“Ultimately you’re seeing $2.25trn being shifted overseas compared to $900bn coming in from FDI, which would be 15% of GDP,” notes Xie. He bases the figures on the experience of Japan which saw 10% of its GDP exit when it fully liberalised the Yen in 1980.

Enticing incentives

Another potential trigger of funds going overseas – a new property registration system is coming into operation in March 2015. It’s seen as a way of ferreting out officials who own large real estate portfolios, often by proxy. Thus, there’s an increased incentive to invest abroad. Chinese investment in overseas property will grow at 20% a year to 2020, predicts property consultancy Savills.

Chinese financial institutions have also been ramping up their overseas investments, doubling their real estate investments year on year in 2013 to $13.5bn. China’s commerce ministry puts overseas direct investment into the US in 2013 at $10bn ($6bn was spent in the EU) while the Rhodium Group puts the total of Chinese investment into North America in 2013 at $14bn.

Interest rates

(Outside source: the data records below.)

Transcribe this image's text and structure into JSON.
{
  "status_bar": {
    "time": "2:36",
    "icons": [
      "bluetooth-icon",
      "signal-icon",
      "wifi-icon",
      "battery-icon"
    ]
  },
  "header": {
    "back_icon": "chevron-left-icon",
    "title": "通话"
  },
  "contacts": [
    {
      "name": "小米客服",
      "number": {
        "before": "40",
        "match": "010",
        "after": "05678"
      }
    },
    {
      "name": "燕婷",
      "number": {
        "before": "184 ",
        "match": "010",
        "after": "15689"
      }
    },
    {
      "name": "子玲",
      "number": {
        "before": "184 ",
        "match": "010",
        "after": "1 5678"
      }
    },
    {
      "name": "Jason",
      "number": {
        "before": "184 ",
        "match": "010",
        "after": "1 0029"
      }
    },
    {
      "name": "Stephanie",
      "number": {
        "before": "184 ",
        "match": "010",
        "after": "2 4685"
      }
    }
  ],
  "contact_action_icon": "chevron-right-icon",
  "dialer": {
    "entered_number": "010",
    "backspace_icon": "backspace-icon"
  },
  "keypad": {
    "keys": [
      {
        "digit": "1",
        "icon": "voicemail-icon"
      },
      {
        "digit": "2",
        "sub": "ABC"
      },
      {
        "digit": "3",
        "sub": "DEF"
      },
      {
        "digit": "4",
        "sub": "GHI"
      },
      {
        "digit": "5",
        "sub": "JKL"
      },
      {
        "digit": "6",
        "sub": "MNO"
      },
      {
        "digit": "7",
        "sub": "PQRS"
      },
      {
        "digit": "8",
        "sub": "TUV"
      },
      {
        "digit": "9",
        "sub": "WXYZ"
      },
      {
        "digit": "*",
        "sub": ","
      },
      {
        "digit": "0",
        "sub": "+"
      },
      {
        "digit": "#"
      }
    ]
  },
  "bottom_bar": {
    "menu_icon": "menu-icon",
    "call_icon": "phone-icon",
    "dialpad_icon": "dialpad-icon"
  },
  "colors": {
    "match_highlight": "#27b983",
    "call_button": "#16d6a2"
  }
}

The full liberalisation of China’s currency controls will depend on how successful China is in liberalising the interest rates and how this is sequenced with liberalisation of foreign exchange controls but also on reforms restructuring the Chinese economy going right. If some Beijing planners have their way the RMB, not the dollar, may soon be in everyone’s pockets. But for now the tu hao are figuring out how to navigate currency controls and get money out.

China finance Infographic